    I really hope you decide to give it a go. Writing has given me the freedom to be a mom first and a worker second. I set my own hours and work from a recliner.

    One word of caution… If you are bad at motivating yourself to get things done without a boss looking over your shoulder, this job is not for you. It’s too easy to blow off a day to do what you want. Unless you care deeply about your clients and getting them what they need on time, you won’t succeed.

    Good luck to you!

    Reply
  18. Hi Hilana:

    Reading your post has encouraged me to pursue freelance writing online as second source of income. Before I get into that, I want to ask you a question–should a person like me who considers themselves to be a “non-professional writer” enter the profession? I don’t consider myself a writer simply because I think that there is still alot about writing that I do not know and that I need to conquer. Even as a college graduate, I feel the need to take a writer’s course to enhance my writing abilities. What advise could you give to a rookie writer like me who wants to enter the field of writing, but one who is still not quite content and comfortable in their writing abilities?

    Sometimes I second guess myself with word usage and punctuation–“Should I place a semi-colon here? Should I add more to this sentence because it appears to be a fragment? Am I writing to the level of the audience that may be reading my literature? Am I writing at a level too low that the audience may feel that I am imcompetent? Am I saying too much? Am I saying too little?”–these are the questions that are going through my mind while writing.

    I was speaking with a colleague of mind and asked if it would be a good investment for myself to take a writing course. She sincerely responded with an answer indicating that a writing class may not improve my ability because I have my own unique writing style and it may not be beneficial for me.

    I wanted to get advise from a professional writer in the field who may be able to guide me in right direction.

    Thank you for your time and consideration.

    Sincerely and Best Regards,

    Eric

    Reply
  19. Hi Gracey, I certainly understand where you’re coming from with respect to writing on the cheap. To be fair, after I started writing for Textbroker I did move up rather quickly to the 5-Star Author status where one is paid 5 cents/word. This made my writing more worthwhile. I also had a few private clients find me through my work at Textbroker. However, the assignments that go through Textbroker are seen only by the site’s clients. Once you submit a piece, it’s gone and only the client knows that it was ghost written. Furthermore, you can raise your per word rate with Textbroker if you’re not happy with the rate that the site assigns to you. Lately, Textbroker has been opening up its orders to higher paying clients; I’ve even seen some Team Orders command as much as 30 cents/word or higher. The site is full of possibility and a great way to get started as a freelance writer.

    Reply
  20. Don’t whore yourself by writing for a penny a word. No legitimate editor will respect you or give you real work if they find out you write for outfits like this. Get a job on a weekly newspaper–and work your way up.

    Reply
  21. Textbroker is basically where I got my start in freelance writing.
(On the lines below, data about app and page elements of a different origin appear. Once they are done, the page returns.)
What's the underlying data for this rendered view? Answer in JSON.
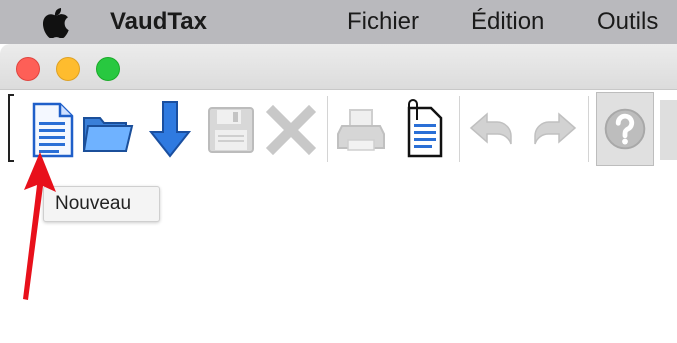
{
  "menubar": {
    "app_name": "VaudTax",
    "items": [
      {
        "label": "Fichier"
      },
      {
        "label": "Édition"
      },
      {
        "label": "Outils"
      }
    ]
  },
  "toolbar": {
    "buttons": [
      {
        "icon": "new-document-icon",
        "enabled": true
      },
      {
        "icon": "open-folder-icon",
        "enabled": true
      },
      {
        "icon": "download-arrow-icon",
        "enabled": true
      },
      {
        "icon": "save-floppy-icon",
        "enabled": false
      },
      {
        "icon": "delete-x-icon",
        "enabled": false
      },
      {
        "icon": "printer-icon",
        "enabled": false
      },
      {
        "icon": "attachment-document-icon",
        "enabled": true
      },
      {
        "icon": "undo-icon",
        "enabled": false
      },
      {
        "icon": "redo-icon",
        "enabled": false
      },
      {
        "icon": "help-icon",
        "enabled": true
      }
    ]
  },
  "tooltip": {
    "text": "Nouveau"
  },
  "colors": {
    "menubar": "#b9b9bd",
    "close": "#fe5f57",
    "minimize": "#febc2e",
    "maximize": "#28c840",
    "annotation_arrow": "#e8101b",
    "icon_blue": "#2a6fd6"
  }
}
They have some issues now … I know that many people believe it’s no longer a great option, but at the time I started writing there doing so gave me the confidence to branch out into other things.

    Reply

Leave a Reply